This content is from: Portfolio

Data Mining Can Pump Up Returns — If Done Right

Data experts say asset managers who harness the power of data will have a better chance of generating alpha, if they know what to look for.

  • Sheila Dang

It was a nearly unanimous conclusion: in an investment environment where information is increasingly ubiquitous, asset managers who mine quantitative data will have a better shot at finding higher returns.

“Introducing data to your process can only give you an advantage,” said Tammer Kamel, founder and CEO of Quandl, a financial and alternative data provider, at the DataDisrupt Financial Services conference in New York on Thursday. Kamel was one of four panelists for a talk entitled “Rise of the Machines,” a discussion of how complex financial data, often shaped by machine learning, will become increasingly important for portfolio managers.

Kent Collier, founder and CEO of Reorg Research, explained during the panel that human judgement still plays a role in the application of data. Reorg Research delivers email alerts when an item is filed in a bankruptcy case, which allows subscribers to move quickly if they’re invested in the company. But the firm also employs journalists and analysts to provide intelligence to clients based on the filings.

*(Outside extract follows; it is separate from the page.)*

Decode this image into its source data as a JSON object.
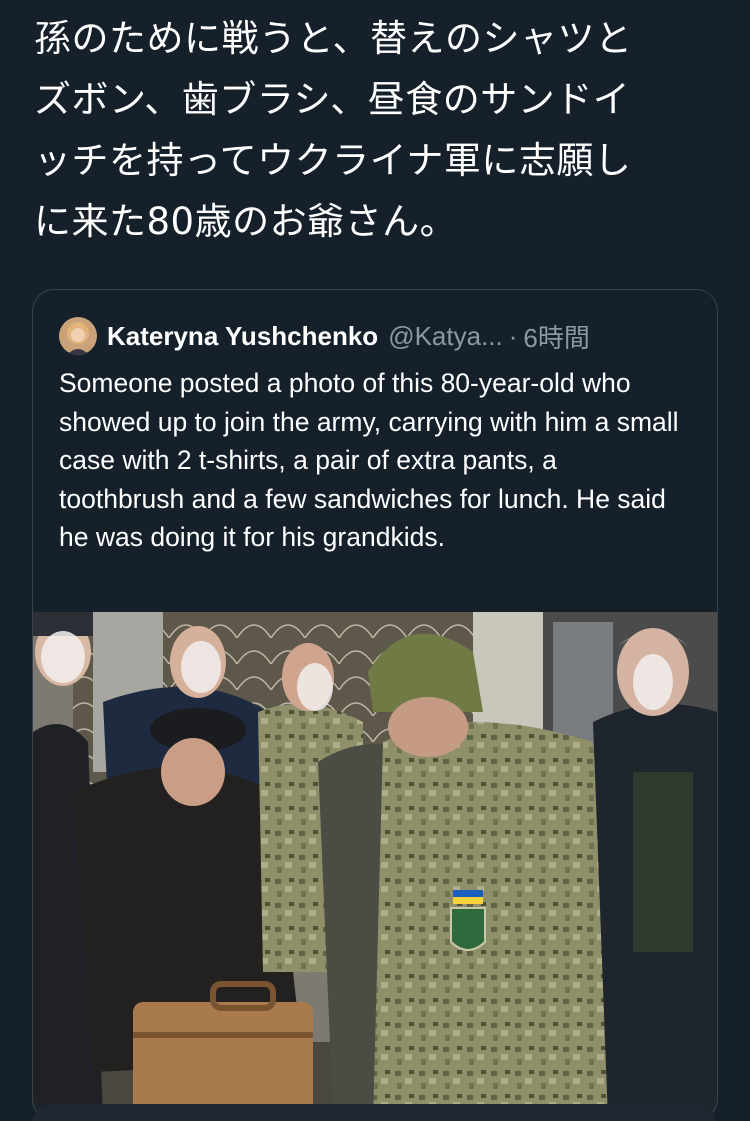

Hedge funds that have in-house data scientists are outperforming in the market, said Michael Marrale, CEO of research and analytics firm M Science, during the panel, giving further evidence that alpha is being found in data.

“Data utilization is necessary for any sort of performance, even benchmark performance at this stage, and it’s only going to increase,” Marrale said.

But data sets don’t have endless alpha-generating abilities; to address this, Kamel said his firm limits how many times a data set can be sold to clients. There is also the question of what to do with all that data. One theme that emerged among the panelists is that many investment firms are struggling to incorporate data into their strategies, making the task of hiring and retaining data scientists important.

Many firms have the ability to gather data, but the challenge is how to define what it can be used for, said panelist Seong Lee, a quant strategist at Quantopian, a firm that crowdsources investment algorithms and has attracted backing from Point72 Asset Management’s Steve Cohen.

“People aren’t taking as much time to figure out where technology can be pointed,” he said. For example, a firm may try to use data for alpha generation, but the data may not be suited for that purpose and could be used in another way, he explained.

Marrale acknowledged that the cost of incorporating quantitative data into an investment strategy would make it too expensive for smaller firms to use. Still, he said, portfolio managers need to be aware of the financial data that is readily available about a company. Marrale pointed to athleisure brand Lululemon, which reported fourth-quarter earnings on Wednesday that were below expectations; its stock price subsequently dropped. Investors who were paying attention would have avoided being on the wrong side of the trade, he said.

“Not everyone can afford to be in the game like hedge fund clients,” Marrale said. “But there has to be a level of understanding from the portfolio manager about what the data is showing.”